*** RECORDS SUPPLIED

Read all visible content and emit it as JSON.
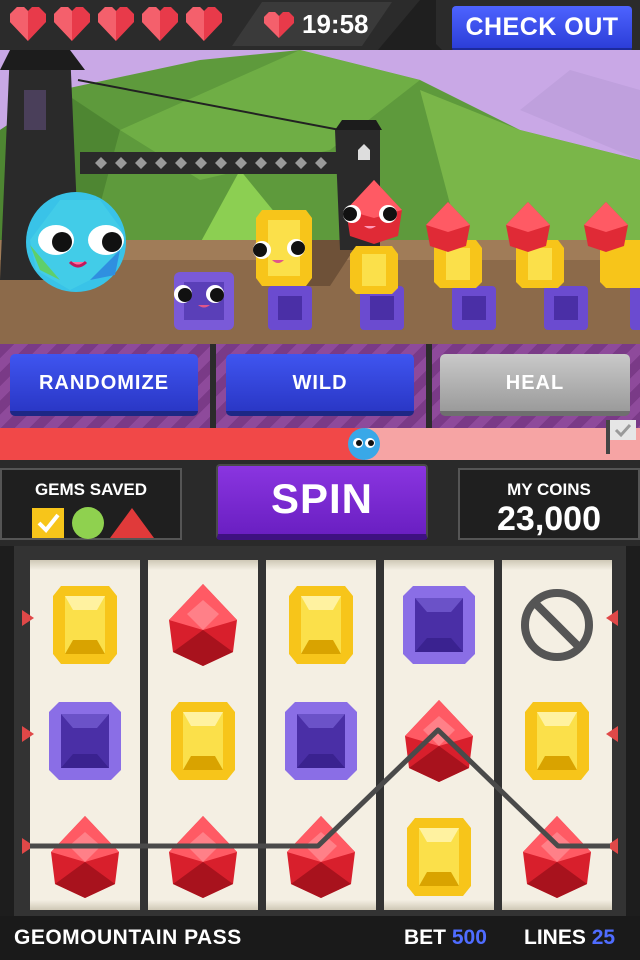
{
  "hud": {
    "lives": 5,
    "timer": "19:58",
    "checkout_label": "CHECK OUT"
  },
  "powers": [
    {
      "label": "RANDOMIZE",
      "enabled": true
    },
    {
      "label": "WILD",
      "enabled": true
    },
    {
      "label": "HEAL",
      "enabled": false
    }
  ],
  "progress": {
    "fraction": 0.57
  },
  "gems_saved": {
    "title": "GEMS SAVED",
    "icons": [
      "yellow-check-square-icon",
      "green-circle-icon",
      "red-triangle-icon"
    ]
  },
  "spin_label": "SPIN",
  "coins": {
    "title": "MY COINS",
    "value": "23,000"
  },
  "reels": [
    [
      "yellow",
      "purple",
      "red"
    ],
    [
      "red",
      "yellow",
      "red"
    ],
    [
      "yellow",
      "purple",
      "red"
    ],
    [
      "purple",
      "red",
      "yellow"
    ],
    [
      "blocked",
      "yellow",
      "red"
    ]
  ],
  "footer": {
    "level_name": "GEOMOUNTAIN PASS",
    "bet_label": "BET",
    "bet_value": "500",
    "lines_label": "LINES",
    "lines_value": "25"
  },
  "colors": {
    "accent_blue": "#3f55f0",
    "spin_purple": "#7a2ad4",
    "progress_red": "#f14848",
    "gem_yellow": "#f7c51a",
    "gem_red": "#e02a36",
    "gem_purple": "#7a5ad8"
  }
}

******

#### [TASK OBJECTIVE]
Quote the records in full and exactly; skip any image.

#### [RESPONSE AREA]
Read all visible content and emit it as JSON.
{
  "hud": {
    "lives": 5,
    "timer": "19:58",
    "checkout_label": "CHECK OUT"
  },
  "powers": [
    {
      "label": "RANDOMIZE",
      "enabled": true
    },
    {
      "label": "WILD",
      "enabled": true
    },
    {
      "label": "HEAL",
      "enabled": false
    }
  ],
  "progress": {
    "fraction": 0.57
  },
  "gems_saved": {
    "title": "GEMS SAVED",
    "icons": [
      "yellow-check-square-icon",
      "green-circle-icon",
      "red-triangle-icon"
    ]
  },
  "spin_label": "SPIN",
  "coins": {
    "title": "MY COINS",
    "value": "23,000"
  },
  "reels": [
    [
      "yellow",
      "purple",
      "red"
    ],
    [
      "red",
      "yellow",
      "red"
    ],
    [
      "yellow",
      "purple",
      "red"
    ],
    [
      "purple",
      "red",
      "yellow"
    ],
    [
      "blocked",
      "yellow",
      "red"
    ]
  ],
  "footer": {
    "level_name": "GEOMOUNTAIN PASS",
    "bet_label": "BET",
    "bet_value": "500",
    "lines_label": "LINES",
    "lines_value": "25"
  },
  "colors": {
    "accent_blue": "#3f55f0",
    "spin_purple": "#7a2ad4",
    "progress_red": "#f14848",
    "gem_yellow": "#f7c51a",
    "gem_red": "#e02a36",
    "gem_purple": "#7a5ad8"
  }
}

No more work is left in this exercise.